*Brief*:
Give every entry again, word for word and in full.

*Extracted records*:
::::::

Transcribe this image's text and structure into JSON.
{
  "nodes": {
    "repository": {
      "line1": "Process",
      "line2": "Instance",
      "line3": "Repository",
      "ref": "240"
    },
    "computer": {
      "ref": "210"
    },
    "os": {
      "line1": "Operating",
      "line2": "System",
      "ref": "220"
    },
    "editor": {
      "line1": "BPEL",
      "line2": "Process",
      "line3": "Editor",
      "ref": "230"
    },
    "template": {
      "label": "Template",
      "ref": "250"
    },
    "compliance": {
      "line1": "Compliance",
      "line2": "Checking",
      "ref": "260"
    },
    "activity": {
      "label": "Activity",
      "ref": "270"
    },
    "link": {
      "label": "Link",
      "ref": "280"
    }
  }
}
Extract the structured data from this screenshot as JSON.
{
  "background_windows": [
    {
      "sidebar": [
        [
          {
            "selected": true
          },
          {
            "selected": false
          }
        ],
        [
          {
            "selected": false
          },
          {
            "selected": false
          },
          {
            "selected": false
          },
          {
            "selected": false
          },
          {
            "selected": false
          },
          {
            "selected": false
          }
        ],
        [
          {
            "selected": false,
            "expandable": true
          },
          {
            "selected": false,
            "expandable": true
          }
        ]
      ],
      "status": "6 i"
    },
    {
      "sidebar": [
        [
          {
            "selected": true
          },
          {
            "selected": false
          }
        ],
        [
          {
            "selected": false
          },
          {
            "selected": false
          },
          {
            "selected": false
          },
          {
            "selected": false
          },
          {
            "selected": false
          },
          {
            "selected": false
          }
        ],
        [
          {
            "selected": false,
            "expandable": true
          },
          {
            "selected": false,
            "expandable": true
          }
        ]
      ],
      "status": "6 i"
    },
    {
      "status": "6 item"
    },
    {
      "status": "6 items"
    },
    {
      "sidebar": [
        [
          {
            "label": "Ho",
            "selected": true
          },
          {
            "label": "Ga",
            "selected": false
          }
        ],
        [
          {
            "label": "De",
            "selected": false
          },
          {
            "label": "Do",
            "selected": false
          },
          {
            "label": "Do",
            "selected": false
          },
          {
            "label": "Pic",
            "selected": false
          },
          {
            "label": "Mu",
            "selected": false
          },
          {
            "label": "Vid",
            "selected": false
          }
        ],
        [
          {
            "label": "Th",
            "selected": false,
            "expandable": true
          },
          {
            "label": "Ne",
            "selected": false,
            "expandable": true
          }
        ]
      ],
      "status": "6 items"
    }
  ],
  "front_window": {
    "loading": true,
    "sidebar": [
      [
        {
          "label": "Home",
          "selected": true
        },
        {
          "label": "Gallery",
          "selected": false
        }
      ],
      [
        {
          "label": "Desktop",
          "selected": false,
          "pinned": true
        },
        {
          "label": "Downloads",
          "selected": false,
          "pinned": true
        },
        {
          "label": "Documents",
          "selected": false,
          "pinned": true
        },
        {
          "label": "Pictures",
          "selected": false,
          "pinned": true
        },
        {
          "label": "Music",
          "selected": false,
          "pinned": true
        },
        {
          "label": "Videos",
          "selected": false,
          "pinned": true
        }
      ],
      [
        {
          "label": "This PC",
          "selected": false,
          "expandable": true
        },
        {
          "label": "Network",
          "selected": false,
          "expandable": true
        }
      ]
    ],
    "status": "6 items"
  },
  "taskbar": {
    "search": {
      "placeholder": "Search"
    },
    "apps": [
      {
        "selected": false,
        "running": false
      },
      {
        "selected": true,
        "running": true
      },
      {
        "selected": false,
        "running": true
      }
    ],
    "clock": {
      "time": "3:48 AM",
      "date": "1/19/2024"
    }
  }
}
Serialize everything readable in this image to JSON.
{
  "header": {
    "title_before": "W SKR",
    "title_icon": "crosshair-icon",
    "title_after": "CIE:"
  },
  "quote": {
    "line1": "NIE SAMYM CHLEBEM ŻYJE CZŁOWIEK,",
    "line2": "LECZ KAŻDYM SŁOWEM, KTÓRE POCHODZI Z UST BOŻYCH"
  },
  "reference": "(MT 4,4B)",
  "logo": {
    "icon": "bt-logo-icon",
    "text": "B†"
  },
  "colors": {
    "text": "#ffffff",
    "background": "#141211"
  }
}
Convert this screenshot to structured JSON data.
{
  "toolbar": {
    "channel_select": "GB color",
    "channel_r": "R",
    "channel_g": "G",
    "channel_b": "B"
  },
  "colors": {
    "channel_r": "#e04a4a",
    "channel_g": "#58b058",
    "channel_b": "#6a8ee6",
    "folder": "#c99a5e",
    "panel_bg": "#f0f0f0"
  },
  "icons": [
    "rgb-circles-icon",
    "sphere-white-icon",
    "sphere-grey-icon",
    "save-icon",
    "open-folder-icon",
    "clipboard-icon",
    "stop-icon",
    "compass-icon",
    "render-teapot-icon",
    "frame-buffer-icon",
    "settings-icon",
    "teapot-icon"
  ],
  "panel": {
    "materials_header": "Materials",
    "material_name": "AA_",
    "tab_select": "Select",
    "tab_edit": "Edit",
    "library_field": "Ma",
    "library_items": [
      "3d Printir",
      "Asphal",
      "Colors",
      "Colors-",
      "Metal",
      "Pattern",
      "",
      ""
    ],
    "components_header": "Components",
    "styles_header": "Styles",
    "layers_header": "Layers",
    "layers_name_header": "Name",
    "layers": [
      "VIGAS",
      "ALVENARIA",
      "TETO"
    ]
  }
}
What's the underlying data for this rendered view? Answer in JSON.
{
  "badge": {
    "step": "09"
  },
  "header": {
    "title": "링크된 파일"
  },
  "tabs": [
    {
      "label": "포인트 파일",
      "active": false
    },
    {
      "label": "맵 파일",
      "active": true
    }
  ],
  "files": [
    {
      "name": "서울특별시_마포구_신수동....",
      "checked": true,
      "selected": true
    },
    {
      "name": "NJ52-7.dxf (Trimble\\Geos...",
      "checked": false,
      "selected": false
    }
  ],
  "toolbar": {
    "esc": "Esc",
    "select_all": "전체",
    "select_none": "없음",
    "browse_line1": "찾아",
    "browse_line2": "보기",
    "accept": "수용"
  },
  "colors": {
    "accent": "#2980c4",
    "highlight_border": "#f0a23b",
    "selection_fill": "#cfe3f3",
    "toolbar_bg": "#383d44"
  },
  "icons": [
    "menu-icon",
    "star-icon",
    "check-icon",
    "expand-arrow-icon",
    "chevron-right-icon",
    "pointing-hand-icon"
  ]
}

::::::

*Answer*:
Transcribe this image's text and structure into JSON.
{
  "nodes": {
    "repository": {
      "line1": "Process",
      "line2": "Instance",
      "line3": "Repository",
      "ref": "240"
    },
    "computer": {
      "ref": "210"
    },
    "os": {
      "line1": "Operating",
      "line2": "System",
      "ref": "220"
    },
    "editor": {
      "line1": "BPEL",
      "line2": "Process",
      "line3": "Editor",
      "ref": "230"
    },
    "template": {
      "label": "Template",
      "ref": "250"
    },
    "compliance": {
      "line1": "Compliance",
      "line2": "Checking",
      "ref": "260"
    },
    "activity": {
      "label": "Activity",
      "ref": "270"
    },
    "link": {
      "label": "Link",
      "ref": "280"
    }
  }
}
Extract the structured data from this screenshot as JSON.
{
  "background_windows": [
    {
      "sidebar": [
        [
          {
            "selected": true
          },
          {
            "selected": false
          }
        ],
        [
          {
            "selected": false
          },
          {
            "selected": false
          },
          {
            "selected": false
          },
          {
            "selected": false
          },
          {
            "selected": false
          },
          {
            "selected": false
          }
        ],
        [
          {
            "selected": false,
            "expandable": true
          },
          {
            "selected": false,
            "expandable": true
          }
        ]
      ],
      "status": "6 i"
    },
    {
      "sidebar": [
        [
          {
            "selected": true
          },
          {
            "selected": false
          }
        ],
        [
          {
            "selected": false
          },
          {
            "selected": false
          },
          {
            "selected": false
          },
          {
            "selected": false
          },
          {
            "selected": false
          },
          {
            "selected": false
          }
        ],
        [
          {
            "selected": false,
            "expandable": true
          },
          {
            "selected": false,
            "expandable": true
          }
        ]
      ],
      "status": "6 i"
    },
    {
      "status": "6 item"
    },
    {
      "status": "6 items"
    },
    {
      "sidebar": [
        [
          {
            "label": "Ho",
            "selected": true
          },
          {
            "label": "Ga",
            "selected": false
          }
        ],
        [
          {
            "label": "De",
            "selected": false
          },
          {
            "label": "Do",
            "selected": false
          },
          {
            "label": "Do",
            "selected": false
          },
          {
            "label": "Pic",
            "selected": false
          },
          {
            "label": "Mu",
            "selected": false
          },
          {
            "label": "Vid",
            "selected": false
          }
        ],
        [
          {
            "label": "Th",
            "selected": false,
            "expandable": true
          },
          {
            "label": "Ne",
            "selected": false,
            "expandable": true
          }
        ]
      ],
      "status": "6 items"
    }
  ],
  "front_window": {
    "loading": true,
    "sidebar": [
      [
        {
          "label": "Home",
          "selected": true
        },
        {
          "label": "Gallery",
          "selected": false
        }
      ],
      [
        {
          "label": "Desktop",
          "selected": false,
          "pinned": true
        },
        {
          "label": "Downloads",
          "selected": false,
          "pinned": true
        },
        {
          "label": "Documents",
          "selected": false,
          "pinned": true
        },
        {
          "label": "Pictures",
          "selected": false,
          "pinned": true
        },
        {
          "label": "Music",
          "selected": false,
          "pinned": true
        },
        {
          "label": "Videos",
          "selected": false,
          "pinned": true
        }
      ],
      [
        {
          "label": "This PC",
          "selected": false,
          "expandable": true
        },
        {
          "label": "Network",
          "selected": false,
          "expandable": true
        }
      ]
    ],
    "status": "6 items"
  },
  "taskbar": {
    "search": {
      "placeholder": "Search"
    },
    "apps": [
      {
        "selected": false,
        "running": false
      },
      {
        "selected": true,
        "running": true
      },
      {
        "selected": false,
        "running": true
      }
    ],
    "clock": {
      "time": "3:48 AM",
      "date": "1/19/2024"
    }
  }
}
Serialize everything readable in this image to JSON.
{
  "header": {
    "title_before": "W SKR",
    "title_icon": "crosshair-icon",
    "title_after": "CIE:"
  },
  "quote": {
    "line1": "NIE SAMYM CHLEBEM ŻYJE CZŁOWIEK,",
    "line2": "LECZ KAŻDYM SŁOWEM, KTÓRE POCHODZI Z UST BOŻYCH"
  },
  "reference": "(MT 4,4B)",
  "logo": {
    "icon": "bt-logo-icon",
    "text": "B†"
  },
  "colors": {
    "text": "#ffffff",
    "background": "#141211"
  }
}
Convert this screenshot to structured JSON data.
{
  "toolbar": {
    "channel_select": "GB color",
    "channel_r": "R",
    "channel_g": "G",
    "channel_b": "B"
  },
  "colors": {
    "channel_r": "#e04a4a",
    "channel_g": "#58b058",
    "channel_b": "#6a8ee6",
    "folder": "#c99a5e",
    "panel_bg": "#f0f0f0"
  },
  "icons": [
    "rgb-circles-icon",
    "sphere-white-icon",
    "sphere-grey-icon",
    "save-icon",
    "open-folder-icon",
    "clipboard-icon",
    "stop-icon",
    "compass-icon",
    "render-teapot-icon",
    "frame-buffer-icon",
    "settings-icon",
    "teapot-icon"
  ],
  "panel": {
    "materials_header": "Materials",
    "material_name": "AA_",
    "tab_select": "Select",
    "tab_edit": "Edit",
    "library_field": "Ma",
    "library_items": [
      "3d Printir",
      "Asphal",
      "Colors",
      "Colors-",
      "Metal",
      "Pattern",
      "",
      ""
    ],
    "components_header": "Components",
    "styles_header": "Styles",
    "layers_header": "Layers",
    "layers_name_header": "Name",
    "layers": [
      "VIGAS",
      "ALVENARIA",
      "TETO"
    ]
  }
}
What's the underlying data for this rendered view? Answer in JSON.
{
  "badge": {
    "step": "09"
  },
  "header": {
    "title": "링크된 파일"
  },
  "tabs": [
    {
      "label": "포인트 파일",
      "active": false
    },
    {
      "label": "맵 파일",
      "active": true
    }
  ],
  "files": [
    {
      "name": "서울특별시_마포구_신수동....",
      "checked": true,
      "selected": true
    },
    {
      "name": "NJ52-7.dxf (Trimble\\Geos...",
      "checked": false,
      "selected": false
    }
  ],
  "toolbar": {
    "esc": "Esc",
    "select_all": "전체",
    "select_none": "없음",
    "browse_line1": "찾아",
    "browse_line2": "보기",
    "accept": "수용"
  },
  "colors": {
    "accent": "#2980c4",
    "highlight_border": "#f0a23b",
    "selection_fill": "#cfe3f3",
    "toolbar_bg": "#383d44"
  },
  "icons": [
    "menu-icon",
    "star-icon",
    "check-icon",
    "expand-arrow-icon",
    "chevron-right-icon",
    "pointing-hand-icon"
  ]
}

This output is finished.